PROVIDED INFORMATION:
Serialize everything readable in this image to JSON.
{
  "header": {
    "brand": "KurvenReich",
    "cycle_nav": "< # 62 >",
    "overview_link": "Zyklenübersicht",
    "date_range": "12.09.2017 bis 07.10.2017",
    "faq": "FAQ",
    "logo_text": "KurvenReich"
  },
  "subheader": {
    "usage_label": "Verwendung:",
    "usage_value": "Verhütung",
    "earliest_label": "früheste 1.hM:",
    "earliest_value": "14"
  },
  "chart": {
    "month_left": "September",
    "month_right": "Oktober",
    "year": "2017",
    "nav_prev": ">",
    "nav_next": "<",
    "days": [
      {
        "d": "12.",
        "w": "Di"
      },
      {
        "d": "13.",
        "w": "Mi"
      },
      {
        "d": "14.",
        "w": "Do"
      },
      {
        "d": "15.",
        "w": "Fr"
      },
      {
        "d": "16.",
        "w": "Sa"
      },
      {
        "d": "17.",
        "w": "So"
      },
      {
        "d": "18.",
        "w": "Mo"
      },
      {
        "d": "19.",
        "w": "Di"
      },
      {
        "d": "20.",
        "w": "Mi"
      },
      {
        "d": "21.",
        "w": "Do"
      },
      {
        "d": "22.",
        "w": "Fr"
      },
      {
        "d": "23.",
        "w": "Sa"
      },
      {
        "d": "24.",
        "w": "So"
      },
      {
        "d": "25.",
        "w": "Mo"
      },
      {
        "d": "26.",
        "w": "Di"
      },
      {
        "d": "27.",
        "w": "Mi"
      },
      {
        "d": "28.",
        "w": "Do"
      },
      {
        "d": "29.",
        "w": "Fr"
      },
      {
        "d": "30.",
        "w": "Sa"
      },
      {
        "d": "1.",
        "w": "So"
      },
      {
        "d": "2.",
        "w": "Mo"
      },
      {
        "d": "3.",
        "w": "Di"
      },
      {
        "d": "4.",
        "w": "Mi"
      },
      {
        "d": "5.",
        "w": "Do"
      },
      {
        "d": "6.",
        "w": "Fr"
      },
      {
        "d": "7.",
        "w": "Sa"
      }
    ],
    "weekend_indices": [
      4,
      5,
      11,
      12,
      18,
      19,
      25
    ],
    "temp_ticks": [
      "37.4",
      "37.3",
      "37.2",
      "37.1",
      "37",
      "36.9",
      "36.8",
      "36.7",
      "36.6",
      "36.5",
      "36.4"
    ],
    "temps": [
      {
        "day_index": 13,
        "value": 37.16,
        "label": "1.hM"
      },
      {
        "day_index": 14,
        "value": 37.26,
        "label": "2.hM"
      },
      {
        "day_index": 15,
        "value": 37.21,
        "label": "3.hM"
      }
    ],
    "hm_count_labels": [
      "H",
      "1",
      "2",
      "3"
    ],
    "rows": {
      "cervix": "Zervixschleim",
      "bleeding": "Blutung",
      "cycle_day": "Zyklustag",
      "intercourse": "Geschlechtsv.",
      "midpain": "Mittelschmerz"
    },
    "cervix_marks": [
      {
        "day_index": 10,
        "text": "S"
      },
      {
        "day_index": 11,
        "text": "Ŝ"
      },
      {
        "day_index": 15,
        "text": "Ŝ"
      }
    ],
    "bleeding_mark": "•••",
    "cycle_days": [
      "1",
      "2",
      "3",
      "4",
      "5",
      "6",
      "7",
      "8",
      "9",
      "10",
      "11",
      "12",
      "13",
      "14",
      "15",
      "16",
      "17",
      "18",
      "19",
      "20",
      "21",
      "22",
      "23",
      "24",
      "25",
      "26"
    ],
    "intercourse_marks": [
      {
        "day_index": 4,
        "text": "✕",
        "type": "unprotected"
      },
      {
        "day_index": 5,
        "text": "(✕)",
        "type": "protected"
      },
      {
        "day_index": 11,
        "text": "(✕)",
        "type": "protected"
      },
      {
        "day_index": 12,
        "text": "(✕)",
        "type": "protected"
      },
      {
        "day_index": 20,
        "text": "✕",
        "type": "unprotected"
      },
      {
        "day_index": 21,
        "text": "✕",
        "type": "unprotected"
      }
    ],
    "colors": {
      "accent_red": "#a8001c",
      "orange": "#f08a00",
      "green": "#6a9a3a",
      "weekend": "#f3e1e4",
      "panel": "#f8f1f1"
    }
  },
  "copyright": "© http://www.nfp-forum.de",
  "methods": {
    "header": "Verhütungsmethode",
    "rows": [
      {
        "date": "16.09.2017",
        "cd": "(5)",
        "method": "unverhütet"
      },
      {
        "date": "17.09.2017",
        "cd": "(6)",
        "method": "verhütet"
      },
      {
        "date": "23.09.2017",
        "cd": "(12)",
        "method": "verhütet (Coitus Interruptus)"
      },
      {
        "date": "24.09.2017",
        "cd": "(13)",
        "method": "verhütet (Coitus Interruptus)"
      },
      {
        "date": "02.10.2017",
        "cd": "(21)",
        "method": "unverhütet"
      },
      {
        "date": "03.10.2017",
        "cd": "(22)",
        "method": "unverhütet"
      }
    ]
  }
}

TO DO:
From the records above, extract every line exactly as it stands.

RESPONSE BELOW:
Serialize everything readable in this image to JSON.
{
  "header": {
    "brand": "KurvenReich",
    "cycle_nav": "< # 62 >",
    "overview_link": "Zyklenübersicht",
    "date_range": "12.09.2017 bis 07.10.2017",
    "faq": "FAQ",
    "logo_text": "KurvenReich"
  },
  "subheader": {
    "usage_label": "Verwendung:",
    "usage_value": "Verhütung",
    "earliest_label": "früheste 1.hM:",
    "earliest_value": "14"
  },
  "chart": {
    "month_left": "September",
    "month_right": "Oktober",
    "year": "2017",
    "nav_prev": ">",
    "nav_next": "<",
    "days": [
      {
        "d": "12.",
        "w": "Di"
      },
      {
        "d": "13.",
        "w": "Mi"
      },
      {
        "d": "14.",
        "w": "Do"
      },
      {
        "d": "15.",
        "w": "Fr"
      },
      {
        "d": "16.",
        "w": "Sa"
      },
      {
        "d": "17.",
        "w": "So"
      },
      {
        "d": "18.",
        "w": "Mo"
      },
      {
        "d": "19.",
        "w": "Di"
      },
      {
        "d": "20.",
        "w": "Mi"
      },
      {
        "d": "21.",
        "w": "Do"
      },
      {
        "d": "22.",
        "w": "Fr"
      },
      {
        "d": "23.",
        "w": "Sa"
      },
      {
        "d": "24.",
        "w": "So"
      },
      {
        "d": "25.",
        "w": "Mo"
      },
      {
        "d": "26.",
        "w": "Di"
      },
      {
        "d": "27.",
        "w": "Mi"
      },
      {
        "d": "28.",
        "w": "Do"
      },
      {
        "d": "29.",
        "w": "Fr"
      },
      {
        "d": "30.",
        "w": "Sa"
      },
      {
        "d": "1.",
        "w": "So"
      },
      {
        "d": "2.",
        "w": "Mo"
      },
      {
        "d": "3.",
        "w": "Di"
      },
      {
        "d": "4.",
        "w": "Mi"
      },
      {
        "d": "5.",
        "w": "Do"
      },
      {
        "d": "6.",
        "w": "Fr"
      },
      {
        "d": "7.",
        "w": "Sa"
      }
    ],
    "weekend_indices": [
      4,
      5,
      11,
      12,
      18,
      19,
      25
    ],
    "temp_ticks": [
      "37.4",
      "37.3",
      "37.2",
      "37.1",
      "37",
      "36.9",
      "36.8",
      "36.7",
      "36.6",
      "36.5",
      "36.4"
    ],
    "temps": [
      {
        "day_index": 13,
        "value": 37.16,
        "label": "1.hM"
      },
      {
        "day_index": 14,
        "value": 37.26,
        "label": "2.hM"
      },
      {
        "day_index": 15,
        "value": 37.21,
        "label": "3.hM"
      }
    ],
    "hm_count_labels": [
      "H",
      "1",
      "2",
      "3"
    ],
    "rows": {
      "cervix": "Zervixschleim",
      "bleeding": "Blutung",
      "cycle_day": "Zyklustag",
      "intercourse": "Geschlechtsv.",
      "midpain": "Mittelschmerz"
    },
    "cervix_marks": [
      {
        "day_index": 10,
        "text": "S"
      },
      {
        "day_index": 11,
        "text": "Ŝ"
      },
      {
        "day_index": 15,
        "text": "Ŝ"
      }
    ],
    "bleeding_mark": "•••",
    "cycle_days": [
      "1",
      "2",
      "3",
      "4",
      "5",
      "6",
      "7",
      "8",
      "9",
      "10",
      "11",
      "12",
      "13",
      "14",
      "15",
      "16",
      "17",
      "18",
      "19",
      "20",
      "21",
      "22",
      "23",
      "24",
      "25",
      "26"
    ],
    "intercourse_marks": [
      {
        "day_index": 4,
        "text": "✕",
        "type": "unprotected"
      },
      {
        "day_index": 5,
        "text": "(✕)",
        "type": "protected"
      },
      {
        "day_index": 11,
        "text": "(✕)",
        "type": "protected"
      },
      {
        "day_index": 12,
        "text": "(✕)",
        "type": "protected"
      },
      {
        "day_index": 20,
        "text": "✕",
        "type": "unprotected"
      },
      {
        "day_index": 21,
        "text": "✕",
        "type": "unprotected"
      }
    ],
    "colors": {
      "accent_red": "#a8001c",
      "orange": "#f08a00",
      "green": "#6a9a3a",
      "weekend": "#f3e1e4",
      "panel": "#f8f1f1"
    }
  },
  "copyright": "© http://www.nfp-forum.de",
  "methods": {
    "header": "Verhütungsmethode",
    "rows": [
      {
        "date": "16.09.2017",
        "cd": "(5)",
        "method": "unverhütet"
      },
      {
        "date": "17.09.2017",
        "cd": "(6)",
        "method": "verhütet"
      },
      {
        "date": "23.09.2017",
        "cd": "(12)",
        "method": "verhütet (Coitus Interruptus)"
      },
      {
        "date": "24.09.2017",
        "cd": "(13)",
        "method": "verhütet (Coitus Interruptus)"
      },
      {
        "date": "02.10.2017",
        "cd": "(21)",
        "method": "unverhütet"
      },
      {
        "date": "03.10.2017",
        "cd": "(22)",
        "method": "unverhütet"
      }
    ]
  }
}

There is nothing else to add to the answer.